The government is aiming to supply all citizens with access to broadband internet by the end of 2018, an ambitious goal it’s backed with €4 billion ($4.27 billion) in funding.
But former state-owned telecoms group Deutsche Telekom, the government’s biggest ally in the planned expansion, doesn’t seem to be acting in taxpayers’ interests.
The government still has a 32 percent stake in the company and Deutsche Telekom has promised to provide 80 percent of households with faster internet by the end of next year. The company already controls 40 percent of the country’s broadband market.
But so far, Deutsche Telekom has only supplied 7 percent of households with internet that’s faster than the 50 MB/s minimum set by the government.
In a European comparison, Germany’s internet speed at an average of 13.7 megabits per second still lags behind that of many other countries.
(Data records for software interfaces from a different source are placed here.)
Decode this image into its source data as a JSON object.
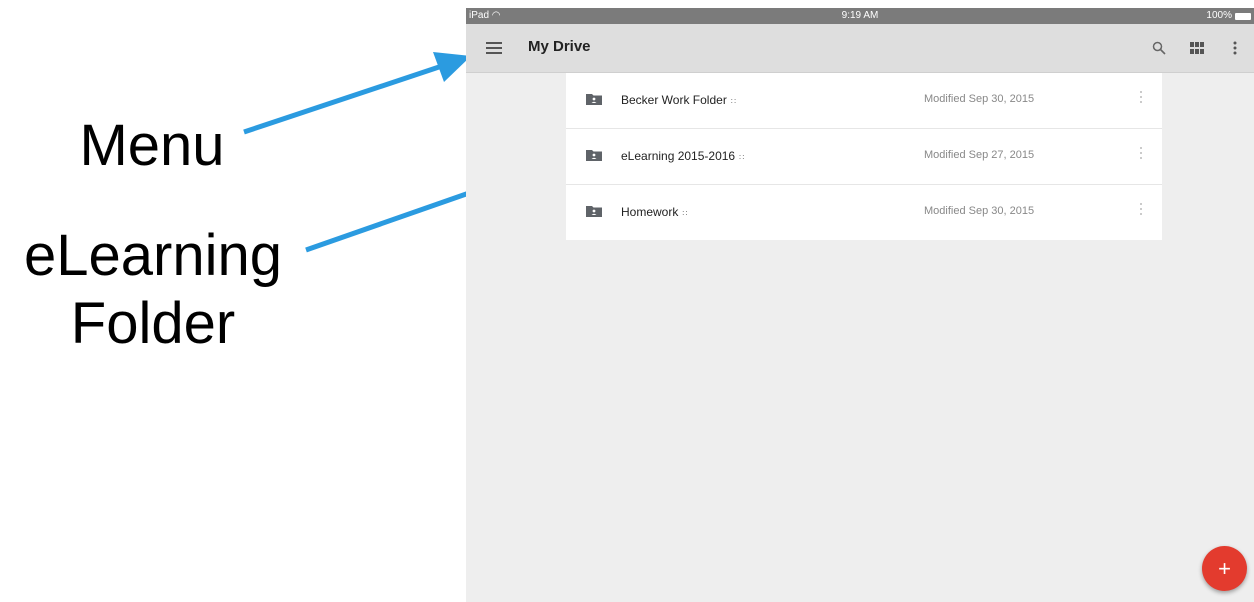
{
  "annotations": {
    "menu": "Menu",
    "elearning_line1": "eLearning",
    "elearning_line2": "Folder"
  },
  "statusbar": {
    "device": "iPad",
    "time": "9:19 AM",
    "battery": "100%"
  },
  "appbar": {
    "title": "My Drive",
    "icons": [
      "menu-icon",
      "search-icon",
      "grid-view-icon",
      "more-vert-icon"
    ]
  },
  "folders": [
    {
      "name": "Becker Work Folder",
      "shared_icon": "shared-icon",
      "modified": "Modified Sep 30, 2015"
    },
    {
      "name": "eLearning 2015-2016",
      "shared_icon": "shared-icon",
      "modified": "Modified Sep 27, 2015"
    },
    {
      "name": "Homework",
      "shared_icon": "shared-icon",
      "modified": "Modified Sep 30, 2015"
    }
  ],
  "fab": {
    "label": "+",
    "color": "#e33b2e"
  },
  "colors": {
    "arrow": "#2b9be0",
    "appbar": "#dedede",
    "background": "#eeeeee"
  }
}
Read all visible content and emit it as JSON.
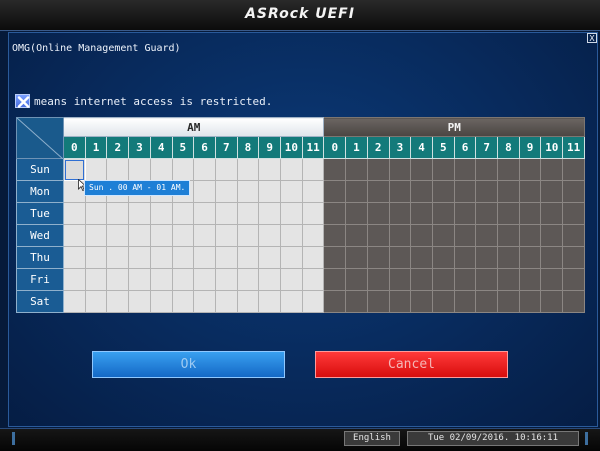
{
  "header": {
    "logo": "ASRock UEFI"
  },
  "dialog": {
    "title": "OMG(Online Management Guard)",
    "close_label": "X",
    "legend": {
      "icon": "restricted-x-icon",
      "text": "means internet access is restricted."
    },
    "periods": [
      "AM",
      "PM"
    ],
    "hours": [
      "0",
      "1",
      "2",
      "3",
      "4",
      "5",
      "6",
      "7",
      "8",
      "9",
      "10",
      "11"
    ],
    "days": [
      "Sun",
      "Mon",
      "Tue",
      "Wed",
      "Thu",
      "Fri",
      "Sat"
    ],
    "selected_cell": {
      "day": "Sun",
      "period": "AM",
      "hour": "0"
    },
    "tooltip": "Sun . 00 AM - 01 AM.",
    "ok_label": "Ok",
    "cancel_label": "Cancel"
  },
  "footer": {
    "language": "English",
    "datetime": "Tue 02/09/2016. 10:16:11"
  },
  "colors": {
    "am_bg": "#e4e4e4",
    "pm_bg": "#5d5856",
    "hour_header": "#137a7a",
    "ok": "#1e7fd6",
    "cancel": "#ff2020"
  }
}
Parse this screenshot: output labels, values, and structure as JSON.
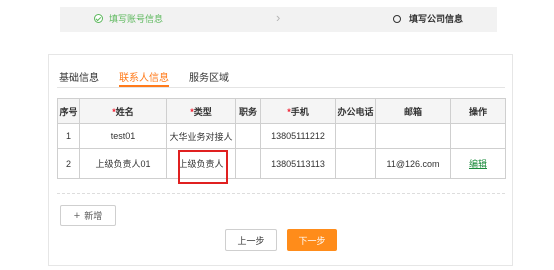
{
  "steps": {
    "step1_label": "填写账号信息",
    "step2_label": "填写公司信息"
  },
  "tabs": [
    {
      "label": "基础信息"
    },
    {
      "label": "联系人信息"
    },
    {
      "label": "服务区域"
    }
  ],
  "active_tab": 1,
  "table": {
    "headers": {
      "seq": "序号",
      "name_req": "*",
      "name": "姓名",
      "type_req": "*",
      "type": "类型",
      "position": "职务",
      "mobile_req": "*",
      "mobile": "手机",
      "office_phone": "办公电话",
      "email": "邮箱",
      "action": "操作"
    },
    "rows": [
      {
        "seq": "1",
        "name": "test01",
        "type": "大华业务对接人",
        "position": "",
        "mobile": "13805111212",
        "office_phone": "",
        "email": "",
        "action": ""
      },
      {
        "seq": "2",
        "name": "上级负责人01",
        "type": "上级负责人",
        "position": "",
        "mobile": "13805113113",
        "office_phone": "",
        "email": "11@126.com",
        "action": "编辑"
      }
    ]
  },
  "buttons": {
    "add_label": "新增",
    "prev_label": "上一步",
    "next_label": "下一步"
  },
  "colors": {
    "accent": "#ff8c1a",
    "success": "#5cb85c",
    "highlight": "#e02020"
  }
}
Now, rivals and government officials say Deutsche Telekom is cherry-picking in how and where expands broadband in rural areas where it is harder and more expensive to provide faster internet.